For me the invention of the triode vacuum tube in 1915 by Lee DeForest marks the beginning of the information technology (IT) revolution. The arrival of the first stable device capable of electronic gain - the vacuum tube - had an immediate impact on the long-lines telephone network and saw the establishment of broadcast radio services late in 1919 and the very first two-way telephone communication between the USA and UK in 1926.
Just 20 years later Shockley, Bardeen and Brattain invented the transistor, and although the physics are fundamentally different, many of the concepts first pioneered by DeForest are evident. But more importantly, the electronic market, test and measurement and process technologies to make this invention possible were established by 32 years of prior vacuum tube developments. And as we have seen since, this new invention was set on a trajectory to destroy the originating host.
Today vacuum tubes are rare, whilst over 10,000 transistors are manufactured for every man, woman, and child on the planet every day. Moreover, over 16 billion microprocessors have also been manufactured to reside in almost every device we use in the developed world. So the child really killed the parent - but what a parent!

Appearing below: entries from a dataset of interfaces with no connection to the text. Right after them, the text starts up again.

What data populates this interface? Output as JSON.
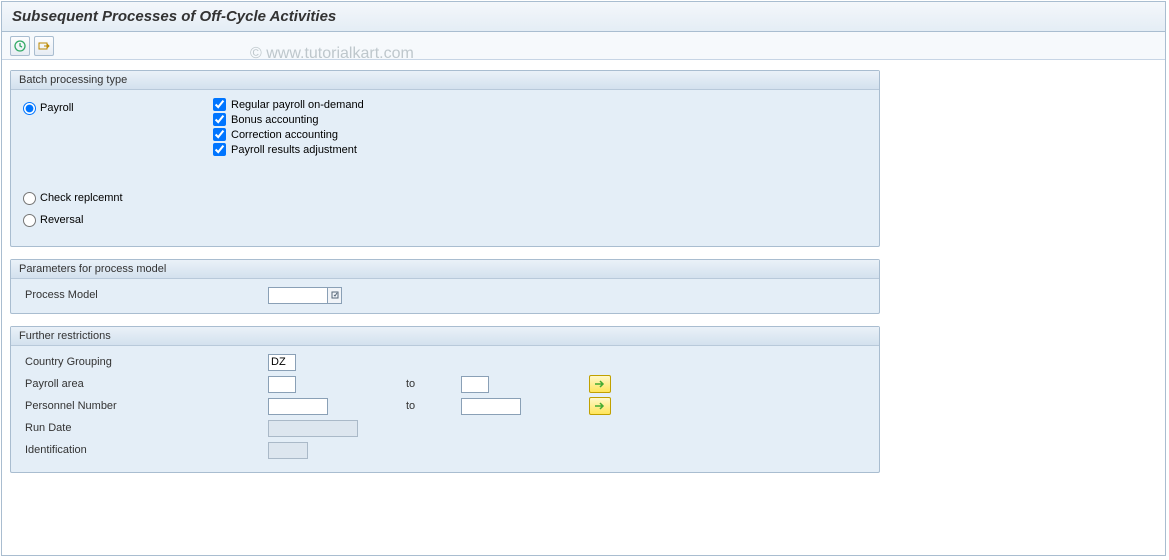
{
  "title": "Subsequent Processes of Off-Cycle Activities",
  "watermark": "© www.tutorialkart.com",
  "groups": {
    "batch": {
      "title": "Batch processing type",
      "radios": {
        "payroll": "Payroll",
        "check_repl": "Check replcemnt",
        "reversal": "Reversal"
      },
      "checks": {
        "regular": "Regular payroll on-demand",
        "bonus": "Bonus accounting",
        "correction": "Correction accounting",
        "adjustment": "Payroll results adjustment"
      }
    },
    "params": {
      "title": "Parameters for process model",
      "process_model_label": "Process Model",
      "process_model_value": ""
    },
    "restrictions": {
      "title": "Further restrictions",
      "country_label": "Country Grouping",
      "country_value": "DZ",
      "payroll_area_label": "Payroll area",
      "personnel_label": "Personnel Number",
      "run_date_label": "Run Date",
      "identification_label": "Identification",
      "to_label": "to"
    }
  }
}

Peter Cochrane is co-founder of ConceptLabs, and former chief technologist at BT.